ASSIGNMENT: Where a line below holds the string "polygons", copy that line.

━━━━━ RECORDS ━━━━━

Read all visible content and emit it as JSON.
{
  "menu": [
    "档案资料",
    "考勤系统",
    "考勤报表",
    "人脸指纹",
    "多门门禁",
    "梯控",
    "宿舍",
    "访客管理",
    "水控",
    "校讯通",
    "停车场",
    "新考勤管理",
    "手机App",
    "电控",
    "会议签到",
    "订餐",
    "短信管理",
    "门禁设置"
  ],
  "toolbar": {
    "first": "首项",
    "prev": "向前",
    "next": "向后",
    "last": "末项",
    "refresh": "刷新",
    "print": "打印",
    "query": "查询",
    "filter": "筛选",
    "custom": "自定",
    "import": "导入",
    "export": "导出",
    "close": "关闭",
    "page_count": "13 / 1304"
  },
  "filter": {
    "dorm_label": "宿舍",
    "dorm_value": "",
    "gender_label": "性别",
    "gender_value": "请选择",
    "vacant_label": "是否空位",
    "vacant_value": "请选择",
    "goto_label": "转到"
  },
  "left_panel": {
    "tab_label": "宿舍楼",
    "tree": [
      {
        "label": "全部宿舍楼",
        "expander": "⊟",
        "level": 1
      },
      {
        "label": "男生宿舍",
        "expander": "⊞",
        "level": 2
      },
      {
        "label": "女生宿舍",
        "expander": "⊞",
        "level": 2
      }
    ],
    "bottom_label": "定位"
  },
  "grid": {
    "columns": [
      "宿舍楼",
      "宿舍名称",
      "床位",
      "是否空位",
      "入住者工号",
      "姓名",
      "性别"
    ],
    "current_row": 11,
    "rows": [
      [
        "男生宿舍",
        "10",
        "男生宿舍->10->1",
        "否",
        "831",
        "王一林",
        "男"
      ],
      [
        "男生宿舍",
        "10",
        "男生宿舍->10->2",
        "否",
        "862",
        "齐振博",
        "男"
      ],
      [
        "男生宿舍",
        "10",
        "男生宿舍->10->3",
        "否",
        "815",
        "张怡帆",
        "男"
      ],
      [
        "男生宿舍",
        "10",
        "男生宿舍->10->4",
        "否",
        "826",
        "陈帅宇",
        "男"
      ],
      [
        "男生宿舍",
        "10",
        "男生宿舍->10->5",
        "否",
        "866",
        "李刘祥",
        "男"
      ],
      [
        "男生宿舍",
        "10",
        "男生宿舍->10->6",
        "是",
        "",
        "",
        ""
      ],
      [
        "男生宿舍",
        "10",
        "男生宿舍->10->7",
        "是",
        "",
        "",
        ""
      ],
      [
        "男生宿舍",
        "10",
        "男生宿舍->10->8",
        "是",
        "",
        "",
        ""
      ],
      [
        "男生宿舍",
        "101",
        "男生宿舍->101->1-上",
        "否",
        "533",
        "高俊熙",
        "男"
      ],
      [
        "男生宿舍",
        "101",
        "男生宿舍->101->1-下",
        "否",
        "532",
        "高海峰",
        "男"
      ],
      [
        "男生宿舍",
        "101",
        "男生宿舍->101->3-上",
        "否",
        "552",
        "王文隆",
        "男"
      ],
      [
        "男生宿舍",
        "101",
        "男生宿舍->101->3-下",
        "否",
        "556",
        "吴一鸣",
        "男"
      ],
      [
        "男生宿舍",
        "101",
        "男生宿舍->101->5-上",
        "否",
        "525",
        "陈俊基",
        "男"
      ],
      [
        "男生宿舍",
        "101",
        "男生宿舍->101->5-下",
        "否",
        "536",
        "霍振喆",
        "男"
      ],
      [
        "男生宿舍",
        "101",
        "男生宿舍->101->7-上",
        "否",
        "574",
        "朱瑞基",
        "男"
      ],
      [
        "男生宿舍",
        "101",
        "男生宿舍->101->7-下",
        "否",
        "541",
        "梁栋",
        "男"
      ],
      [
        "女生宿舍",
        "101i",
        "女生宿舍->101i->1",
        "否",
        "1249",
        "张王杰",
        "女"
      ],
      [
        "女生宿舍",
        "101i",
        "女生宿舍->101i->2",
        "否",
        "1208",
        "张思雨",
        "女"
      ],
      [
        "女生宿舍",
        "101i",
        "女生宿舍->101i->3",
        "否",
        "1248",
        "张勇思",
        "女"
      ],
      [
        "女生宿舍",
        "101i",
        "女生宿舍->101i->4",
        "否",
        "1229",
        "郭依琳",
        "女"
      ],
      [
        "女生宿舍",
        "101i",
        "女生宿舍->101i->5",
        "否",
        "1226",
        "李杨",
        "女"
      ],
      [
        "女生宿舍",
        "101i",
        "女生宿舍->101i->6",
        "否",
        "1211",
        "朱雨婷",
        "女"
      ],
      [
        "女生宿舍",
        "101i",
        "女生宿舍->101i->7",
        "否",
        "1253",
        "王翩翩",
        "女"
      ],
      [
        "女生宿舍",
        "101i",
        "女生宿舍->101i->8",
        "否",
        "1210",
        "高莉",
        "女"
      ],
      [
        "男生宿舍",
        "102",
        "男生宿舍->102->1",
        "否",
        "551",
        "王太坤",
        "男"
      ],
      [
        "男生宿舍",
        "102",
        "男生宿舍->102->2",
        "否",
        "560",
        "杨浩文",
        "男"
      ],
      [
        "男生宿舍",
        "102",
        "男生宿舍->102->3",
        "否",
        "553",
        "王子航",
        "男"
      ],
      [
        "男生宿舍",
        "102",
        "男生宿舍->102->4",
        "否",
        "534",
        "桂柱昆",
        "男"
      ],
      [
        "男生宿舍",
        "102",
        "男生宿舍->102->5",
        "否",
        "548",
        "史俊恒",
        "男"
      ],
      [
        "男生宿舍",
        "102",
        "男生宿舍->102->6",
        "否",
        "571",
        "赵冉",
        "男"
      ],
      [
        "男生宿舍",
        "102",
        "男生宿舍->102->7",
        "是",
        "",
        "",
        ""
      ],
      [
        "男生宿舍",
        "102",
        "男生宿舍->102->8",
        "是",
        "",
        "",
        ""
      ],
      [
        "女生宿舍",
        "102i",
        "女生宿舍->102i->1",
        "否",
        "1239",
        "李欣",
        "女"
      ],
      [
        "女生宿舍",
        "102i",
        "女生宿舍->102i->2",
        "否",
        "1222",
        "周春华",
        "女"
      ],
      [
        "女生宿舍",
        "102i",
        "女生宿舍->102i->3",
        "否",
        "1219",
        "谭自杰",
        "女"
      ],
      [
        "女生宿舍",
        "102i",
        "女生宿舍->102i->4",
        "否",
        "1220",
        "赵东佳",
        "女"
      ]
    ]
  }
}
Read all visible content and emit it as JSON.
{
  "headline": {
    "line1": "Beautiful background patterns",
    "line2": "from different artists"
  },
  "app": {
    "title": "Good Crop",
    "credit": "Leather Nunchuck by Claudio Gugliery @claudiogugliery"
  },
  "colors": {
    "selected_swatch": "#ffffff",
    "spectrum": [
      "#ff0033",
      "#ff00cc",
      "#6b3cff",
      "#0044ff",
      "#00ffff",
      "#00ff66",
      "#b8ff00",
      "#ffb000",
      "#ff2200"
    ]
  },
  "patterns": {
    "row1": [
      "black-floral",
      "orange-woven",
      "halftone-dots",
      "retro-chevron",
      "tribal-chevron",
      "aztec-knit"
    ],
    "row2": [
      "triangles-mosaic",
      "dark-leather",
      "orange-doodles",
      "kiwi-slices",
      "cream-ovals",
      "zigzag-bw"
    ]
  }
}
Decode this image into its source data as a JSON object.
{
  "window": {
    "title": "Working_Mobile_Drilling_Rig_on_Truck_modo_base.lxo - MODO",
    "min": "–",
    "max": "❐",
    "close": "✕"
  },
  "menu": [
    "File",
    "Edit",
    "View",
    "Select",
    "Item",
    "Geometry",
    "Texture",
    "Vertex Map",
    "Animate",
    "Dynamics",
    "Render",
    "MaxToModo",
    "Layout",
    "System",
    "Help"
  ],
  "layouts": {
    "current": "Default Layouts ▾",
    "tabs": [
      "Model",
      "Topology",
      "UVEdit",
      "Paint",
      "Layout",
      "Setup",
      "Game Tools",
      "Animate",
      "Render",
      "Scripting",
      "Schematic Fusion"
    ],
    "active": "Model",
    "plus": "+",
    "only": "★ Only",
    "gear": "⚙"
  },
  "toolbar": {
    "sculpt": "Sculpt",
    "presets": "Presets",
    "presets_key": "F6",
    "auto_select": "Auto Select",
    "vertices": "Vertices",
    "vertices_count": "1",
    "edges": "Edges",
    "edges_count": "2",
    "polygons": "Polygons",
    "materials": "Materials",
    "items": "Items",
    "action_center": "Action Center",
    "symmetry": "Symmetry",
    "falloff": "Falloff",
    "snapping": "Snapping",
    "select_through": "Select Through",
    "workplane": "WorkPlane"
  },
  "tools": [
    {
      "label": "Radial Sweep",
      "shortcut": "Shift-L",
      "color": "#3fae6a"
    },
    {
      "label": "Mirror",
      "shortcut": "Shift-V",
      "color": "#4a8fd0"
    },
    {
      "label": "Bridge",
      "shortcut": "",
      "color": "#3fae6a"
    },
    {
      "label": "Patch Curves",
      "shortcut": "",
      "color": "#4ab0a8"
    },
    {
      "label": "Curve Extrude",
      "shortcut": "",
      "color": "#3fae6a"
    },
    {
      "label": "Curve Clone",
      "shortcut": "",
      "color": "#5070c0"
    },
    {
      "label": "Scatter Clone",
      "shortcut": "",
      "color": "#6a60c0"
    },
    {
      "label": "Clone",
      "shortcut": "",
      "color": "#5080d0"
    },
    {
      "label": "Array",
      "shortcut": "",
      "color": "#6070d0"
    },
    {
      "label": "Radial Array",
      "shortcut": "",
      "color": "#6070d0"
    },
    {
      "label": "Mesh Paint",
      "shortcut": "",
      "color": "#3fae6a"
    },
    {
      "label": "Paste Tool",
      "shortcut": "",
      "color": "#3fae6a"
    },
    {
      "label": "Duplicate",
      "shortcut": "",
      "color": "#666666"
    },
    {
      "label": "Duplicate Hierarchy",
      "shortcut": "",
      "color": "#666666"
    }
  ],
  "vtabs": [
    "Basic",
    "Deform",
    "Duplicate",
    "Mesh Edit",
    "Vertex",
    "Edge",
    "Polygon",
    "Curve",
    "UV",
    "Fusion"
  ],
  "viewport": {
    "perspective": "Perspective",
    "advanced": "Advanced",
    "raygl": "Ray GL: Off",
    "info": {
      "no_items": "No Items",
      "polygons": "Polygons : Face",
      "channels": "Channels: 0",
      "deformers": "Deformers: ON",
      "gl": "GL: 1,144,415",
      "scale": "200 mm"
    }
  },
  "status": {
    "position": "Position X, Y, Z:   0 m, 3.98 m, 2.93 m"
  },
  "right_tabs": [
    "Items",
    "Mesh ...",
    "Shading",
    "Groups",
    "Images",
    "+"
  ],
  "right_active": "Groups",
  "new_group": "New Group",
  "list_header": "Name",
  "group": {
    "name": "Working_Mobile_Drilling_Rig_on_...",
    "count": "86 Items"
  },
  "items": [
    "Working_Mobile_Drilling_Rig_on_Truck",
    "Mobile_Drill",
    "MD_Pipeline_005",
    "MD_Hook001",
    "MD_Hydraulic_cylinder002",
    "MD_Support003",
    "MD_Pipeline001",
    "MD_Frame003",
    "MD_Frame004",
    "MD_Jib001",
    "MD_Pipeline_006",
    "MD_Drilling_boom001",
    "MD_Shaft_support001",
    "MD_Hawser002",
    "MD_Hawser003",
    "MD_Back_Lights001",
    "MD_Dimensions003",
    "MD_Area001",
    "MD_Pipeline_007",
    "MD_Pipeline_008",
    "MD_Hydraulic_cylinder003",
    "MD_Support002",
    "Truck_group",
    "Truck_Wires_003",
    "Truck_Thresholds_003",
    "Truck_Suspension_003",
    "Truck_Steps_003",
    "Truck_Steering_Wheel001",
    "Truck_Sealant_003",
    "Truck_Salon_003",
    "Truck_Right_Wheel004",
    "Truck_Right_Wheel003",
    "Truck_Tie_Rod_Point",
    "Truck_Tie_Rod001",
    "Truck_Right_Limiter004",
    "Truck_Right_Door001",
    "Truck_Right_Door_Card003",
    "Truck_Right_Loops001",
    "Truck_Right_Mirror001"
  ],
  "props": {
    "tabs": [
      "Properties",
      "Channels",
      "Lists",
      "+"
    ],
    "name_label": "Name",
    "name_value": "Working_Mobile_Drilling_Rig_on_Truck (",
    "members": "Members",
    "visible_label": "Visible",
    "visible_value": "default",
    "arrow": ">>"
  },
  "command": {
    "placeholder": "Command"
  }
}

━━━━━

EXERCISE SOLUTION:
    "polygons": "Polygons",
      "polygons": "Polygons : Face",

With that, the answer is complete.